I hope you can help me. My rear passenger side air bag deployed, along with the passenger side mid bag and the window shield. There was no impact. I was moving at 35-40 mph on a smooth road with no potholes. I took the car to the dealer to get the problem fixed. They said it was not their problem and that I must have hit something. They saw a mark on the wheel and said I set off the bag when I hit a curb. OK ... so I hit a curb, but it was two weeks before the bag exploded. I don't think air bags have that kind of delayed reaction. So the question is, Where do I go to get the dealer to do the right thing? What federal or state agency should I report this to? My insurance company knows about it, and is trying to help. However, I want to be sure the dealer fixes what it should fix. What do I do to hold their feet to the fire? Please help me.
P.S.: It is a Mercedes E350, and I have found another case just like this online.
Ray: Ah, yes. The old "Air Bag Surprise." Very exciting!
Tom: We've found that dealers and manufacturers get very squirrely when air bags go off when they're not supposed to.
Ray: It's not just Mercedes, Eileen. They're all deathly afraid of admitting liability in cases like this. You can imagine that if an air bag goes off without reason, it can CAUSE an accident rather than prevent one.
Tom: And you can imagine what a horrible public-relations disaster it would be if word got out that some manufacturer's air bags were popping off on their own. People would flee from the showrooms.
Ray: But once in a blue moon, air bags do deploy on their own. During the past 20 years or so, 43 vehicles have been recalled for "surprise" air-bag deployment.
Tom: But in our experience, until a recall is actually issued, manufacturers tend to play dumb or blame the customer when this happens. So I have a sad feeling that you're not going to get real satisfaction. I hope I'm wrong, but that's been the pattern we've seen.
Ray: So if they continue to insist that you had an accident when you clearly didn't, and no one higher up in the Mercedes hierarchy will help you, then you have to wait for the feds to force them to act. You can assist in that process by filing a complaint with the National Highway Traffic Safety Administration, or NHTSA.
Tom: That's the federal agency that monitors safety complaints about cars. If it sees a pattern of complaints about a certain vehicle, it'll open up an investigation. And if the investigation turns up evidence of a defect, it can issue a recall.
Ray: Meanwhile, I'd insist (or get your insurance company to insist) that your dealer replace not only the deployed air bags, but also the car's air-bag control unit, which would be my first guess as to the source of the problem. But it's just a guess.
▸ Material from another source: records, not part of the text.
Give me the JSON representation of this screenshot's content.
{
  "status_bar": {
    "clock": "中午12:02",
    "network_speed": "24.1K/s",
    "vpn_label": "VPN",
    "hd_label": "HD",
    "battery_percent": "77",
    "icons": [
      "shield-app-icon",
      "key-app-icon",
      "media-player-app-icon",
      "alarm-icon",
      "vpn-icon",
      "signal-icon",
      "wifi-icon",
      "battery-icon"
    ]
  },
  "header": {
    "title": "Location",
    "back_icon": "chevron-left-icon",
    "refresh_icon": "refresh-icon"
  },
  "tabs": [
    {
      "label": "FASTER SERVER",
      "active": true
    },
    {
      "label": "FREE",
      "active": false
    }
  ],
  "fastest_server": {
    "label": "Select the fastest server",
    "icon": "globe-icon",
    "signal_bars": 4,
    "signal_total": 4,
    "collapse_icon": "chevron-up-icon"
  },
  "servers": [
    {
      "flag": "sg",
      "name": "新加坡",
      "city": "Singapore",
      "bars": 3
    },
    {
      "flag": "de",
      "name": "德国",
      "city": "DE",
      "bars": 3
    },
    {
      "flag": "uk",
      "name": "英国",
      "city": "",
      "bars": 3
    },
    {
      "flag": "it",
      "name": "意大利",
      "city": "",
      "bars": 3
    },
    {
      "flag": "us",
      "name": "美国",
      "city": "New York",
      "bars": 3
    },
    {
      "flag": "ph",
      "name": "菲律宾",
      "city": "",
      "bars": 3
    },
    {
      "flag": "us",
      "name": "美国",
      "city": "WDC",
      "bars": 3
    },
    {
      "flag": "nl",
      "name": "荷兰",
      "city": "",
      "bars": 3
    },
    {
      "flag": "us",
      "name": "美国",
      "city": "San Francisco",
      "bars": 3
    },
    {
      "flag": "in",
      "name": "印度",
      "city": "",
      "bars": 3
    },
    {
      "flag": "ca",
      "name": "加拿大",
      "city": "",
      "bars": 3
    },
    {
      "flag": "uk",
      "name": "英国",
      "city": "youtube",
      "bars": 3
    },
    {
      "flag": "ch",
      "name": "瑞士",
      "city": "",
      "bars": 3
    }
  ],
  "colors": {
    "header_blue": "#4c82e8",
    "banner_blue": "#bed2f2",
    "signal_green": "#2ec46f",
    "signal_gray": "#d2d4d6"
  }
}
Tom: And file your report with NHTSA at www.safercar.gov, or by calling NHTSA Vehicle Safety Hotline at 888-327-4236. Good luck.
(Car Talk is a nationally syndicated column by automotive experts (and brothers) Tom and Ray Magliozzi. Write to them at the Car Talk Web site.)